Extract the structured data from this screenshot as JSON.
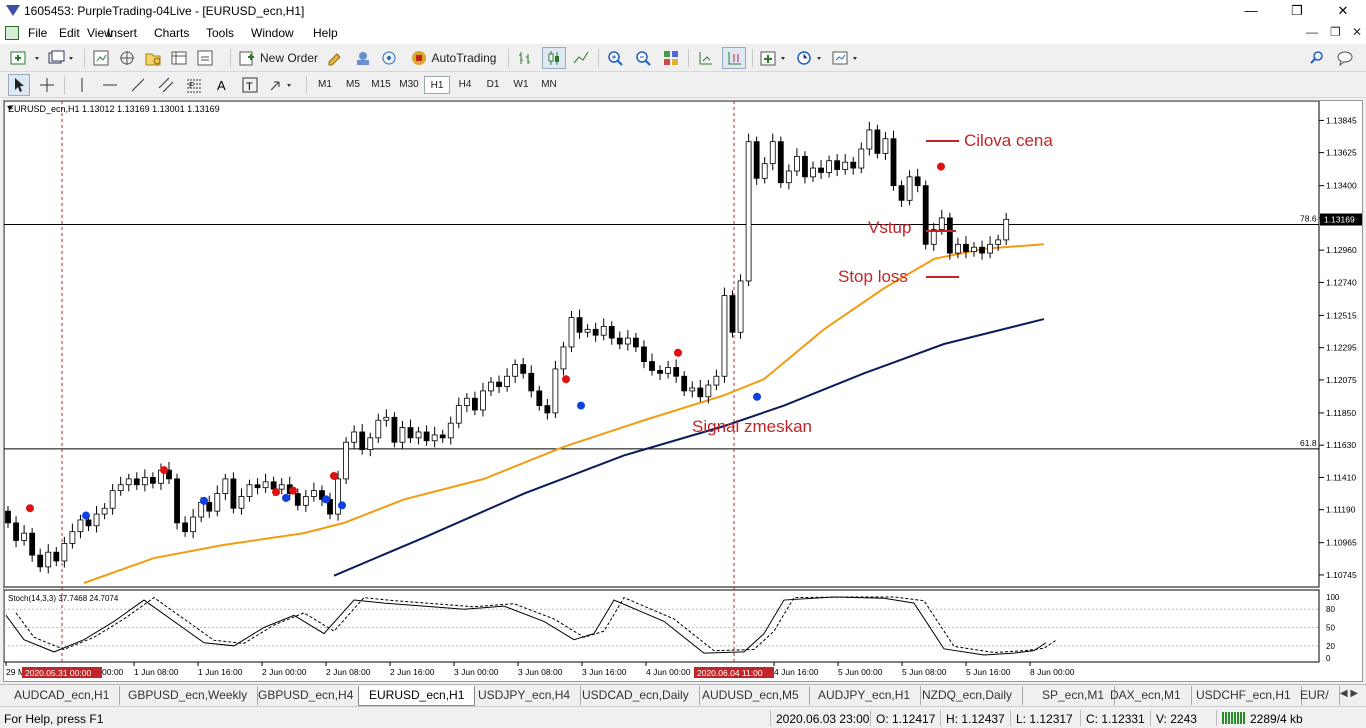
{
  "window": {
    "title": "1605453: PurpleTrading-04Live - [EURUSD_ecn,H1]"
  },
  "menu": [
    "File",
    "Edit",
    "View",
    "Insert",
    "Charts",
    "Tools",
    "Window",
    "Help"
  ],
  "toolbar": {
    "new_order": "New Order",
    "auto_trading": "AutoTrading"
  },
  "timeframes": [
    "M1",
    "M5",
    "M15",
    "M30",
    "H1",
    "H4",
    "D1",
    "W1",
    "MN"
  ],
  "active_timeframe": "H1",
  "chart": {
    "header": "EURUSD_ecn,H1  1.13012 1.13169 1.13001 1.13169",
    "current_price": "1.13169",
    "price_ticks": [
      "1.13845",
      "1.13625",
      "1.13400",
      "1.13180",
      "1.12960",
      "1.12740",
      "1.12515",
      "1.12295",
      "1.12075",
      "1.11850",
      "1.11630",
      "1.11410",
      "1.11190",
      "1.10965",
      "1.10745"
    ],
    "fib_levels": [
      {
        "label": "78.6",
        "price": 1.13135
      },
      {
        "label": "61.8",
        "price": 1.11605
      }
    ],
    "time_ticks": [
      "29 M",
      "1 Jun 08:00",
      "1 Jun 16:00",
      "2 Jun 00:00",
      "2 Jun 08:00",
      "2 Jun 16:00",
      "3 Jun 00:00",
      "3 Jun 08:00",
      "3 Jun 16:00",
      "4 Jun 00:00",
      "4 Jun 16:00",
      "5 Jun 00:00",
      "5 Jun 08:00",
      "5 Jun 16:00",
      "8 Jun 00:00"
    ],
    "time_ticks_tail": [
      "00:00"
    ],
    "vline_labels": [
      "2020.05.31 00:00",
      "2020.06.04 11:00"
    ],
    "annotations": {
      "target": "Cilova cena",
      "entry": "Vstup",
      "stop": "Stop loss",
      "missed": "Signal zmeskan"
    },
    "indicator": {
      "header": "Stoch(14,3,3) 37.7468 24.7074",
      "levels": [
        "100",
        "80",
        "50",
        "20",
        "0"
      ]
    },
    "colors": {
      "bull": "#000000",
      "bear": "#000000",
      "ma_fast": "#f39c12",
      "ma_slow": "#0b1a5c",
      "annotation": "#c0252a",
      "signal_red": "#e01010",
      "signal_blue": "#1040e0",
      "vline": "#c0252a"
    }
  },
  "tabs": [
    "AUDCAD_ecn,H1",
    "GBPUSD_ecn,Weekly",
    "GBPUSD_ecn,H4",
    "EURUSD_ecn,H1",
    "USDJPY_ecn,H4",
    "USDCAD_ecn,Daily",
    "AUDUSD_ecn,M5",
    "AUDJPY_ecn,H1",
    "NZDQ_ecn,Daily",
    "SP_ecn,M1",
    "DAX_ecn,M1",
    "USDCHF_ecn,H1",
    "EUR/"
  ],
  "active_tab": "EURUSD_ecn,H1",
  "status": {
    "help": "For Help, press F1",
    "datetime": "2020.06.03 23:00",
    "open": "O: 1.12417",
    "high": "H: 1.12437",
    "low": "L: 1.12317",
    "close": "C: 1.12331",
    "volume": "V: 2243",
    "traffic": "2289/4 kb"
  }
}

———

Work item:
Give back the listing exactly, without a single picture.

Solution:
Extract the structured data from this screenshot as JSON.
{
  "window": {
    "title": "1605453: PurpleTrading-04Live - [EURUSD_ecn,H1]"
  },
  "menu": [
    "File",
    "Edit",
    "View",
    "Insert",
    "Charts",
    "Tools",
    "Window",
    "Help"
  ],
  "toolbar": {
    "new_order": "New Order",
    "auto_trading": "AutoTrading"
  },
  "timeframes": [
    "M1",
    "M5",
    "M15",
    "M30",
    "H1",
    "H4",
    "D1",
    "W1",
    "MN"
  ],
  "active_timeframe": "H1",
  "chart": {
    "header": "EURUSD_ecn,H1  1.13012 1.13169 1.13001 1.13169",
    "current_price": "1.13169",
    "price_ticks": [
      "1.13845",
      "1.13625",
      "1.13400",
      "1.13180",
      "1.12960",
      "1.12740",
      "1.12515",
      "1.12295",
      "1.12075",
      "1.11850",
      "1.11630",
      "1.11410",
      "1.11190",
      "1.10965",
      "1.10745"
    ],
    "fib_levels": [
      {
        "label": "78.6",
        "price": 1.13135
      },
      {
        "label": "61.8",
        "price": 1.11605
      }
    ],
    "time_ticks": [
      "29 M",
      "1 Jun 08:00",
      "1 Jun 16:00",
      "2 Jun 00:00",
      "2 Jun 08:00",
      "2 Jun 16:00",
      "3 Jun 00:00",
      "3 Jun 08:00",
      "3 Jun 16:00",
      "4 Jun 00:00",
      "4 Jun 16:00",
      "5 Jun 00:00",
      "5 Jun 08:00",
      "5 Jun 16:00",
      "8 Jun 00:00"
    ],
    "time_ticks_tail": [
      "00:00"
    ],
    "vline_labels": [
      "2020.05.31 00:00",
      "2020.06.04 11:00"
    ],
    "annotations": {
      "target": "Cilova cena",
      "entry": "Vstup",
      "stop": "Stop loss",
      "missed": "Signal zmeskan"
    },
    "indicator": {
      "header": "Stoch(14,3,3) 37.7468 24.7074",
      "levels": [
        "100",
        "80",
        "50",
        "20",
        "0"
      ]
    },
    "colors": {
      "bull": "#000000",
      "bear": "#000000",
      "ma_fast": "#f39c12",
      "ma_slow": "#0b1a5c",
      "annotation": "#c0252a",
      "signal_red": "#e01010",
      "signal_blue": "#1040e0",
      "vline": "#c0252a"
    }
  },
  "tabs": [
    "AUDCAD_ecn,H1",
    "GBPUSD_ecn,Weekly",
    "GBPUSD_ecn,H4",
    "EURUSD_ecn,H1",
    "USDJPY_ecn,H4",
    "USDCAD_ecn,Daily",
    "AUDUSD_ecn,M5",
    "AUDJPY_ecn,H1",
    "NZDQ_ecn,Daily",
    "SP_ecn,M1",
    "DAX_ecn,M1",
    "USDCHF_ecn,H1",
    "EUR/"
  ],
  "active_tab": "EURUSD_ecn,H1",
  "status": {
    "help": "For Help, press F1",
    "datetime": "2020.06.03 23:00",
    "open": "O: 1.12417",
    "high": "H: 1.12437",
    "low": "L: 1.12317",
    "close": "C: 1.12331",
    "volume": "V: 2243",
    "traffic": "2289/4 kb"
  }
}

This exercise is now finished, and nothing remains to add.